This is another part where the story takes many turns, leaving the readers free to pick their own favourite version. In 1961, 'queen' of style and beloved fashion icon Jackie Kennedy set foot on Mykonos for the first time. One of the first island residents she met was Petros I himself and the liking each one took to the other was instant and mutual. According to some sources, the former First Lady took pity of Petros being the only pelican on the island and arranged for two more to be brought to Mykonos. Their names were Alfonso and Omega, they came from Louisiana, but they unfortunately did not live long enough to meet Petros: the long trip across the Atlantic proved too much for them and they died as soon as they reached the island... But Jackie never forgot! When she heard the devastating news that Petros had been killed, almost twenty five years later, she arranged for another pelican to be brought to the island, a female one this time: she was named Irini.

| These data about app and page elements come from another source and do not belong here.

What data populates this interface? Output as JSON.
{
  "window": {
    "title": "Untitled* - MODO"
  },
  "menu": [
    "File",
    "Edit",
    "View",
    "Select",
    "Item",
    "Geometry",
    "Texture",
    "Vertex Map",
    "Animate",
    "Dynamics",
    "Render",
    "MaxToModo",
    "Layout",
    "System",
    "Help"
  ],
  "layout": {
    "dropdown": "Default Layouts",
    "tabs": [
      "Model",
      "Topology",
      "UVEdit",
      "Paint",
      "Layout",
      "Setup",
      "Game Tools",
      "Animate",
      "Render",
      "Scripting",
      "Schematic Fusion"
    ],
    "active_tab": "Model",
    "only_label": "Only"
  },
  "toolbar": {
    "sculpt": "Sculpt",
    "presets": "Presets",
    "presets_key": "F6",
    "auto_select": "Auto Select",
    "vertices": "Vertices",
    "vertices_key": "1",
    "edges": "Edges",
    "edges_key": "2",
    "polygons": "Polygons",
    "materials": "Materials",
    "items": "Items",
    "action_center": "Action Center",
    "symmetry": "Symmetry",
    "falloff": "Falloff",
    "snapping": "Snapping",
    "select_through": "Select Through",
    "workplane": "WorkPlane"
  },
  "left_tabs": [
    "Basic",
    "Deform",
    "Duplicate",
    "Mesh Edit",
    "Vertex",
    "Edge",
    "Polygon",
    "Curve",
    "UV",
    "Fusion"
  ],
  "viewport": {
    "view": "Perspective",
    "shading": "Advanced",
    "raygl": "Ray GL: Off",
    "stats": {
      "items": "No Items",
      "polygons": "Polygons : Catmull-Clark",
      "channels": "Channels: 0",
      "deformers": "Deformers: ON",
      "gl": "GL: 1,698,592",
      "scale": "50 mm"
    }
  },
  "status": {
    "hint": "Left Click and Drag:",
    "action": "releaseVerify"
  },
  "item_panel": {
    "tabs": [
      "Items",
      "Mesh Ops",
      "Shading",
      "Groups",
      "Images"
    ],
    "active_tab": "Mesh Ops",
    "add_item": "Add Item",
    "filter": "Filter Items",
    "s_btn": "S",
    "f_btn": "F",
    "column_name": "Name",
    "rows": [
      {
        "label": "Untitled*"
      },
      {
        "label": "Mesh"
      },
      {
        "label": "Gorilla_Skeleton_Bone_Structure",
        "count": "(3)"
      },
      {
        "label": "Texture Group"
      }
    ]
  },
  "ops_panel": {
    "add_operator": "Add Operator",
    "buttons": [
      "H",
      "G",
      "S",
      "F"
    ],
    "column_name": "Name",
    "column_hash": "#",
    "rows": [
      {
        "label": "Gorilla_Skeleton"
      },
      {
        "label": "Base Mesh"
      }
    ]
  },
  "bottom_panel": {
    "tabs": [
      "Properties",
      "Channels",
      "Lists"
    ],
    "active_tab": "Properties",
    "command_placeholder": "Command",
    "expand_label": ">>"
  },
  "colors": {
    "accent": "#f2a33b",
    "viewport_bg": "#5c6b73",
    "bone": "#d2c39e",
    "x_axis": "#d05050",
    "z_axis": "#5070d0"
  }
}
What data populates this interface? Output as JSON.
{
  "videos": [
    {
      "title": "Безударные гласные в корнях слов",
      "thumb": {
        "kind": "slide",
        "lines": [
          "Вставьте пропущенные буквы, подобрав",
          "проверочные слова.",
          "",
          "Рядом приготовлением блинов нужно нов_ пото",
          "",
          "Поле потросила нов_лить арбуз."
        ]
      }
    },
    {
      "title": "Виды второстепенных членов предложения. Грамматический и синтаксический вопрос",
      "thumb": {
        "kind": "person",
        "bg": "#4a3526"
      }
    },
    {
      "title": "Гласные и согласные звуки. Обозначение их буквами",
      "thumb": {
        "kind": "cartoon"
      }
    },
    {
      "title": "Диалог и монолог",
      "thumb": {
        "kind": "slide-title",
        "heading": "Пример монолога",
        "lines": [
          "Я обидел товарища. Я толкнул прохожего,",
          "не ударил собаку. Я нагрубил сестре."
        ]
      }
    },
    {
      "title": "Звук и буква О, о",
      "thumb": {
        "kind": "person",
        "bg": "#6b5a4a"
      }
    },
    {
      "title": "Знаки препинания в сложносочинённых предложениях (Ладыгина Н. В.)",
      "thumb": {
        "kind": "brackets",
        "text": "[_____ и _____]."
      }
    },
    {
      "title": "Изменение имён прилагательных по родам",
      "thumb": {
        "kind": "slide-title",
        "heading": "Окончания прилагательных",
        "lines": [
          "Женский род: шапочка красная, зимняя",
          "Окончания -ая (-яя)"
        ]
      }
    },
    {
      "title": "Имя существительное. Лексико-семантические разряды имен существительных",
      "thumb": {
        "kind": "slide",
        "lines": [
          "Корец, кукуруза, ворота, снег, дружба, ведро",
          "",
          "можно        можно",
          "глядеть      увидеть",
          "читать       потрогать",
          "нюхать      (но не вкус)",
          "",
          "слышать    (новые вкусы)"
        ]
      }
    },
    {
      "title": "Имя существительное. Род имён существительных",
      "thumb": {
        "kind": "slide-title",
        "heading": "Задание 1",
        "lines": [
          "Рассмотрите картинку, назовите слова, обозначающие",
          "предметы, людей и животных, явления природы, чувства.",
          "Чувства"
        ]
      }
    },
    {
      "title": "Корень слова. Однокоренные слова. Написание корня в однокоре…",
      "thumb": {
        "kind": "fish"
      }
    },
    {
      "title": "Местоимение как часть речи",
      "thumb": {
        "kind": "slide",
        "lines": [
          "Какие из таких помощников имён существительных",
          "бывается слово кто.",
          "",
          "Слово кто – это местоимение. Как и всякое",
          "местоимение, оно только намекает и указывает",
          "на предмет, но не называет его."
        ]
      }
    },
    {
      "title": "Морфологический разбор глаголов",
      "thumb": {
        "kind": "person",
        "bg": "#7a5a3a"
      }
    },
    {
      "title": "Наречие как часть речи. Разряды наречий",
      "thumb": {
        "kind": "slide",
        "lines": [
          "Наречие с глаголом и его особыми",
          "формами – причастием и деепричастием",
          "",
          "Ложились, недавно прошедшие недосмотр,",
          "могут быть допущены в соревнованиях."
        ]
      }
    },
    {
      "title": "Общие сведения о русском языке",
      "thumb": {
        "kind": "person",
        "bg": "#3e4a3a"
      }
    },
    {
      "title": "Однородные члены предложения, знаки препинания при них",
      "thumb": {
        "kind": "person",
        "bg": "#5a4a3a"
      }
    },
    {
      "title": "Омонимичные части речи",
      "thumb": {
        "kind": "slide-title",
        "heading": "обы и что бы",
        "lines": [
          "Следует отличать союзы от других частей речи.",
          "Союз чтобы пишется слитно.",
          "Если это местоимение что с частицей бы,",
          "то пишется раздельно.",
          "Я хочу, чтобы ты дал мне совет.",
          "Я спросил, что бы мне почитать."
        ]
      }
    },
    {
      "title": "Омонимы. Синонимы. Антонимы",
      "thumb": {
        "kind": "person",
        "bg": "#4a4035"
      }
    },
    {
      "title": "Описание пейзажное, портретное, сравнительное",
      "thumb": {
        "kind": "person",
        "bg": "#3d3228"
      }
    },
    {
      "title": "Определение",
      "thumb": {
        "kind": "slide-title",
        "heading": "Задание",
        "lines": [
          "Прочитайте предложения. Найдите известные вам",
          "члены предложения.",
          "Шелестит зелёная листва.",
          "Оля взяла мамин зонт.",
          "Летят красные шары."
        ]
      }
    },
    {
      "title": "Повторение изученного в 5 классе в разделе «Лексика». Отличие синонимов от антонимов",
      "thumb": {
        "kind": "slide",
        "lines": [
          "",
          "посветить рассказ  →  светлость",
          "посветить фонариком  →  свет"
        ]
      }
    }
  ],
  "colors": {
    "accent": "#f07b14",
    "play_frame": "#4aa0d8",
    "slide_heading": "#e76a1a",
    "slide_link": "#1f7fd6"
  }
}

In the meantime, a rather peculiar and contradicting story seems to have taken place. Back in the time when Petros (the Original) was still alive and well, it is said that he decided to take a short trip to the neighbouring island of Tinos – the skeptics claim that he was actually... kidnapped by some residents of Tinos who grew envious of the bird's tourist attraction value! However it happened, Tineans were delighted. But the Mykoneans could not just surrender their mascot! They demanded the bird to be returned and after there were blatantly refused, they even went as far as to involve the Prefect of Cyclades as a referee! The matter was finally settled in favour of Mykonos, and Petros was safely returned.
Still shocked by the sudden – even if brief – absence of Petros, the Mykoneans were desperate to find a ready substitute. Around the same time, another male pelican had been found in another neighbouring island, Andros. The Mykoneans asked to adopt him, and the people in Andros agreed. This one was named Demos, and for some time became Petros' stand-in for the island's promotion abroad: reportedly, he even went as far as the U.S. to advertise Mykonos...
The official Petros II was another male pelican sent over by the Hamburg Zoo, after Petros I flew the co-op in 1985. Ten years later, one more young male bird landed wounded on the island and remained there to keep the others company. His name was Nicholas. In 2013, Mykonos was shocked again with the news that another one of their pelicans had been run over by a car: this time it was a female bird named Georgia... Many birds seem to have come and gone, enjoying the fish, the weather and the tourists' affections. Although most of them have their own names, one is always picked to retain the title of Petros and make sure that Mykonos is never left without its mascot.
- If you happen to meet one of them, here are some handy tips:
- You may pet the pelican, but only briefly.
- You may feed them fish, but they are well mannered: they only eat out of your hand, they won't pick up anything off the ground!
- Under no circumstances should you give them alcohol! As an unfortunate incident with another pet bird in Chania (Crete) has taught us, pelicans cannot hold their liquor. It can be potentially lethal to them!